1,700 businesses across the GBSLEP area and the Black Country were surveyed. The report is available to download from the Marketing Birmingham website.

The research examines which SMEs are experiencing the most growth in areas such as turnover and employment, and how this has been affected by factors such as exporting and business support.

It found that SMEs with a UK or international focus are more likely to be growing than businesses consolidating locally. While 43% of companies focusing on local markets have experienced a reduction in turnover or staff over the last three years, this is a problem faced by only a third (31%) of SMEs operating in a UK market and just over a fifth (21%) that are trading overseas.

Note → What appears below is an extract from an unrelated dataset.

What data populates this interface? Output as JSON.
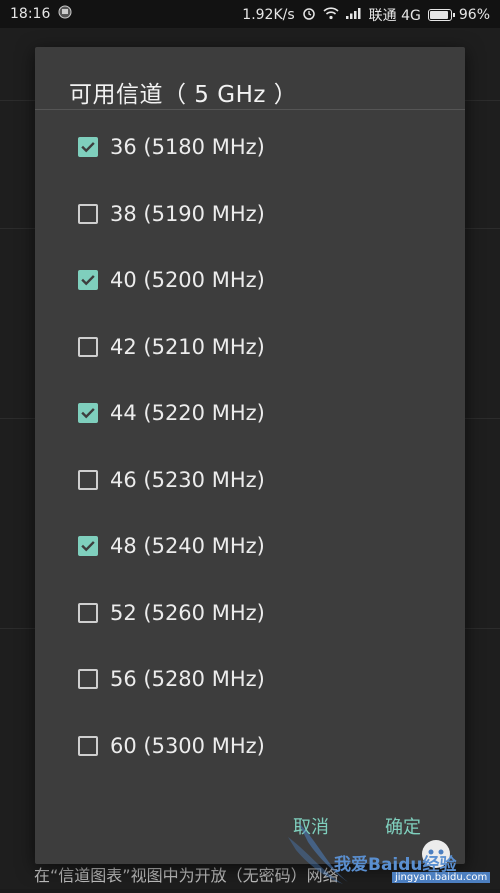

Businesses in the West Midlands exported £20.2bn of goods and services during 2011 – compared with £17.5bn in 2010 and £13.6bn in 2009, according to HMRC.

Neil Rami, Chief Executive of Marketing Birmingham, which operates the Regional Observatory, commented: “Many of the region’s most successful SMEs are our most ambitious, looking further afield to find new customers. This has a knock on effect with evidence also suggesting that higher export levels raise the prospect of attracting further inward investment to the region.

“It is clear that smaller businesses wanting to achieve growth in their turnover, and that have the means and ability to approach foreign markets, should consider exporting in addition to strengthening their positions in the UK.”

As expected, when analysed by sector there was considerable variation in the proportion of SMEs that exported. Building on the strength of manufacturing in the region, worth more than £15 billion annually to the local economy, SMEs in this sector that are operating abroad are experiencing the biggest increases in turnover and recruitment.

While more than half (52%) of advanced manufacturing and 38% of engineering SMEs export, just 6% of construction firms focus on overseas markets. Furthermore, the sectors with the most SMEs deemed ‘high growth’*** were in exporting industries – advanced manufacturing (30%) and engineering (26%) – while nearly half (41%) of SMEs in construction experienced a downturn in employment or turnover each year in the last three years.